Link: en.wikipedia.org/wiki/Siddi

Historian Runoko Rashidi in an essay writes , “The African Presence in India“: “…..African sailors known as Siddis stand out. Certainly, Siddi kingdoms were established in western India in Janjira and Jaffrabad as early as 1100 AD. After their conversion to Islam, the African freedmen of India, originally called Habshi from the Arabic, called themselves Sayyad (descendants of Muhammad) and were consequently called Siddis. Indeed, the island Janjira was formerly called Habshan, meaning Habshan’s or African’s land. Siddi signifies lord or prince. It is further said that Siddi is an expression of respectful address commonly used in North Africa, like Sahib in India. Specifically, it is said to be an honorific title given to the descendants of African natives in the west of India, some of whom were distinguished military officers and administrators of the Muslim princes of the Deccan. …The Siddis were a tightly knit group, highly aggressive, and even ferocious in battle. They were employed largely as security forces for Muslim fleets in the Indian Ocean, a position they maintained for centuries. The Siddi commanders were titled Admirals of the Mughal Empire, and received an annual salary of 300,000 rupees. According to Ibn Battuta (1304-1377), the noted Muslim writer who journeyed through both Africa and Asia, the Siddis “are the guarantors of safety on the Indian Ocean; let there be but one of them on a ship and it will avoided by the Indian pirates and idolaters.”
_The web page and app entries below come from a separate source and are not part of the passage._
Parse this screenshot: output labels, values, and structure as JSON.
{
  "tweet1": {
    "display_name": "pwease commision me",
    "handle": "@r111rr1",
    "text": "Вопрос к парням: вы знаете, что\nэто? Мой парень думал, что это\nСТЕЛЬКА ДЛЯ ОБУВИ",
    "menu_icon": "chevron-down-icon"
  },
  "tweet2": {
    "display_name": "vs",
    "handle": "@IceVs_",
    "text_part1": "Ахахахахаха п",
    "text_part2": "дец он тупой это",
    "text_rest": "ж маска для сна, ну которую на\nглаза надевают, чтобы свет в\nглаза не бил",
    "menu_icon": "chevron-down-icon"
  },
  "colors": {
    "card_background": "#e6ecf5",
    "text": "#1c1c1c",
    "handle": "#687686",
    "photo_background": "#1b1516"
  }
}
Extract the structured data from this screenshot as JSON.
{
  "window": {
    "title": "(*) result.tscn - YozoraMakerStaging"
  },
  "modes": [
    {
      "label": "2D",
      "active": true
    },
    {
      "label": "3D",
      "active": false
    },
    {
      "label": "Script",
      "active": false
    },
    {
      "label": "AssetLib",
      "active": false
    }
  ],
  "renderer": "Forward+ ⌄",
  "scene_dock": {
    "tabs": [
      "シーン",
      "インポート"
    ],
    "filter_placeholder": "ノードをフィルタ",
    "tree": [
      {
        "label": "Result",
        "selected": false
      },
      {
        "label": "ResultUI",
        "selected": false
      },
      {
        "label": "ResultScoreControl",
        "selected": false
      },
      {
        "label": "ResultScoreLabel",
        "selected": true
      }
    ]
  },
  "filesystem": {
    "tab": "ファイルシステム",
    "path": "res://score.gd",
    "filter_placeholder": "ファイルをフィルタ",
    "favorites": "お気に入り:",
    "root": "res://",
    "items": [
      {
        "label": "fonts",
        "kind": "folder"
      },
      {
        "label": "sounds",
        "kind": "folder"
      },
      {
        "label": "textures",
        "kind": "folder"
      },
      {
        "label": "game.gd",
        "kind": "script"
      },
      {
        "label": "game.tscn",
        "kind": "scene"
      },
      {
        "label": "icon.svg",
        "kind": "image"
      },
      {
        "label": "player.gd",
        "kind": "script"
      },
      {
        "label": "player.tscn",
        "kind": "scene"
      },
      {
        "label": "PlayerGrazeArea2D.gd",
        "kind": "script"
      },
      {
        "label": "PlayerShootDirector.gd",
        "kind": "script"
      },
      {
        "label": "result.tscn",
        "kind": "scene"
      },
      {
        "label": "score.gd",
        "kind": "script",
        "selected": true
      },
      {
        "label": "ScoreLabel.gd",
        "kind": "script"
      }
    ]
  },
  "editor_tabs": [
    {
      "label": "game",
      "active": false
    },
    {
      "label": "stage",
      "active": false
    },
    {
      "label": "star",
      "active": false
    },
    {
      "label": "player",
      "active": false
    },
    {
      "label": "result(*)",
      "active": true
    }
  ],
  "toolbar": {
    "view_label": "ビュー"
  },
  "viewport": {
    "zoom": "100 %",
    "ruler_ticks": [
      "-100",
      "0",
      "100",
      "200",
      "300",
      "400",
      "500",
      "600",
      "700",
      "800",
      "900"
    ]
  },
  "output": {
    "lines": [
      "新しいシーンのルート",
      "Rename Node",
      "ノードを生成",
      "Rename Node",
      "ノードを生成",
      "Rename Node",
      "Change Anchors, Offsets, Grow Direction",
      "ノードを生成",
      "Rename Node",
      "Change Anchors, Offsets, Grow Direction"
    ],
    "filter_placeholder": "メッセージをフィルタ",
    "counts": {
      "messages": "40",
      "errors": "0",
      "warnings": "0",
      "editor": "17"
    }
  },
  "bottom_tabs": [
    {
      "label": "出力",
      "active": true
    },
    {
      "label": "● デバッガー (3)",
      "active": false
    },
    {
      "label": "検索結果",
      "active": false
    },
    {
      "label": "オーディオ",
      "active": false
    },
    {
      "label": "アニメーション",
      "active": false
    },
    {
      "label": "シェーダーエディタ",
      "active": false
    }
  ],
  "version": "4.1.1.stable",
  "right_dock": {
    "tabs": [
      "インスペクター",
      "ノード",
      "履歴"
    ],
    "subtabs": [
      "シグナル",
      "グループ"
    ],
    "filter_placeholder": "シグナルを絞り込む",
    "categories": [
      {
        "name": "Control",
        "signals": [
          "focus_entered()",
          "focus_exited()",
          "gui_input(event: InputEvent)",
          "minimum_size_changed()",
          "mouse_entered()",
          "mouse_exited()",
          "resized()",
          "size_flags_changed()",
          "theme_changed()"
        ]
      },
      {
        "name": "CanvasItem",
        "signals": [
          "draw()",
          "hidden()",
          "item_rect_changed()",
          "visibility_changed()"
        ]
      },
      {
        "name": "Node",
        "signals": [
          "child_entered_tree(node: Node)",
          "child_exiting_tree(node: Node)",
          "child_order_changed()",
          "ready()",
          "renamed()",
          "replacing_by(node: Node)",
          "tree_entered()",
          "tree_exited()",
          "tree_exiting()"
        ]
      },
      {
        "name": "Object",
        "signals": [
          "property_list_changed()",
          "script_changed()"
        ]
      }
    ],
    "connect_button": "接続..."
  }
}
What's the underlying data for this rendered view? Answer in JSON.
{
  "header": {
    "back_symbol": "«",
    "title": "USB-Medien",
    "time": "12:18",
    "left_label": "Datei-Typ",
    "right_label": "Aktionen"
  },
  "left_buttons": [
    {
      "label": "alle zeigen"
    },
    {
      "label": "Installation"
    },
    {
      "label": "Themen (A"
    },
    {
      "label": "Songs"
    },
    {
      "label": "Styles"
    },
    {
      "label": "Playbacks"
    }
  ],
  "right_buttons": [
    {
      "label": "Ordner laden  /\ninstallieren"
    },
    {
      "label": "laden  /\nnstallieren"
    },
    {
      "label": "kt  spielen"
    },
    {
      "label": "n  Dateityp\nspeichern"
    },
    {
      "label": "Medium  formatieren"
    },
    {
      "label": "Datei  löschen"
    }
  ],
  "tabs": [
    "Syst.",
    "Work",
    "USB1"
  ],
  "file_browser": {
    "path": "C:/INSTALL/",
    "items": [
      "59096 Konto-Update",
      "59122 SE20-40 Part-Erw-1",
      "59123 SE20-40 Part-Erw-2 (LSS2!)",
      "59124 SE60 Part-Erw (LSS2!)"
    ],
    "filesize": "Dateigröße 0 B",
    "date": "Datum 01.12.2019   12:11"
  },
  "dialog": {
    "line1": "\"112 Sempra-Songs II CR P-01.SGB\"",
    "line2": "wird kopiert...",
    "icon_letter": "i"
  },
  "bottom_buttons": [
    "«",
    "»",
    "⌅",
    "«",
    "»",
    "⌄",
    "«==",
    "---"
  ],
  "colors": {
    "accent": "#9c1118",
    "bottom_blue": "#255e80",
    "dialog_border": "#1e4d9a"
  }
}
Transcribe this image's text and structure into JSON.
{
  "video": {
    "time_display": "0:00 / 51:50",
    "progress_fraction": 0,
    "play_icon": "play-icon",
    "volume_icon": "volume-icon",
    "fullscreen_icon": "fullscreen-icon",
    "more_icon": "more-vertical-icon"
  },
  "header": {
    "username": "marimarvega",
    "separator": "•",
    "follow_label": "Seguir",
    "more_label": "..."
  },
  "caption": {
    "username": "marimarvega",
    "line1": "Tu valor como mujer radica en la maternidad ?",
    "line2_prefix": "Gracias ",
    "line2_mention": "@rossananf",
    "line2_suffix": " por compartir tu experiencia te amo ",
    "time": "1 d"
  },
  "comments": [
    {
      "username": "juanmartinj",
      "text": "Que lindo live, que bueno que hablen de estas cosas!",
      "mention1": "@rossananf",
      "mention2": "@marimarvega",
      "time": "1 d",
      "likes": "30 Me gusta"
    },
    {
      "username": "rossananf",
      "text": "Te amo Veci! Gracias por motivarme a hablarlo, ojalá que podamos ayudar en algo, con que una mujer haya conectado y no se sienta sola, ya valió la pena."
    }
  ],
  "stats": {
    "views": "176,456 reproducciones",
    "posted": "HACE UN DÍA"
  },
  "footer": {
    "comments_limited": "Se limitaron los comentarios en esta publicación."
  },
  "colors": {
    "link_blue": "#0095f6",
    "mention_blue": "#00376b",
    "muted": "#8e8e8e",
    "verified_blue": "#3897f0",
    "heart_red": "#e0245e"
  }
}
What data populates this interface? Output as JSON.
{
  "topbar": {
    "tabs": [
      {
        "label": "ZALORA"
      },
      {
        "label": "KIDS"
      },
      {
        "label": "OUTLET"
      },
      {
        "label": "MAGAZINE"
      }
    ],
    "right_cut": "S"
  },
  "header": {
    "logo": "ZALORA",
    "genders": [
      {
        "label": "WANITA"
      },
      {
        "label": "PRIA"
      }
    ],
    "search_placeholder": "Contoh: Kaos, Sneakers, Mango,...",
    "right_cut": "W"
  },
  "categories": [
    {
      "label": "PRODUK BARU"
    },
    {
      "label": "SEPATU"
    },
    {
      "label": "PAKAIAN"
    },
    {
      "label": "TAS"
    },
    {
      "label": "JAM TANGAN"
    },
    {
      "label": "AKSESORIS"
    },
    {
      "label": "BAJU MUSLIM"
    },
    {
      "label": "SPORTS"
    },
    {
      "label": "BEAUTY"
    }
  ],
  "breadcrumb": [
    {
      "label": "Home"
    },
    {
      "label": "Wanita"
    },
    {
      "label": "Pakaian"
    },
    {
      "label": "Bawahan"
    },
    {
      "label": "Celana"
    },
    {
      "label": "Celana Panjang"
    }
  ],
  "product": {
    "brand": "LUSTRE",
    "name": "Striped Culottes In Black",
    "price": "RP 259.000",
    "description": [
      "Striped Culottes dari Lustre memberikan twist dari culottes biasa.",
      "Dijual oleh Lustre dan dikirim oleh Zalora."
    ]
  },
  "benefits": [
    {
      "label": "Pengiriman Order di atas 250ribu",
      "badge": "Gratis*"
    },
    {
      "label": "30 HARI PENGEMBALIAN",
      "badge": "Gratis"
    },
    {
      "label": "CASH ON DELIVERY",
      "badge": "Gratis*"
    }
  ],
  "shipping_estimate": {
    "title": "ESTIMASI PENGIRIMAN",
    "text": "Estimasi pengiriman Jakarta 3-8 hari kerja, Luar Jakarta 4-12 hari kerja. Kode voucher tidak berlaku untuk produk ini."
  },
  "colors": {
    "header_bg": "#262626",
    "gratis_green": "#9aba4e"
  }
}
(Link: http://marlinspikehall.wordpress.com/2007/05/18/africans-in-india-part-1/)

Sources::
en.wikipedia.org/wiki/Siddi
http://www.newsanalysisindia.com/
Siddis from Abyssinia
E book -Shaping Membership, Defining Nation: The Cultural Politics of African Indian in South Asia  
By J. Pashington Obeng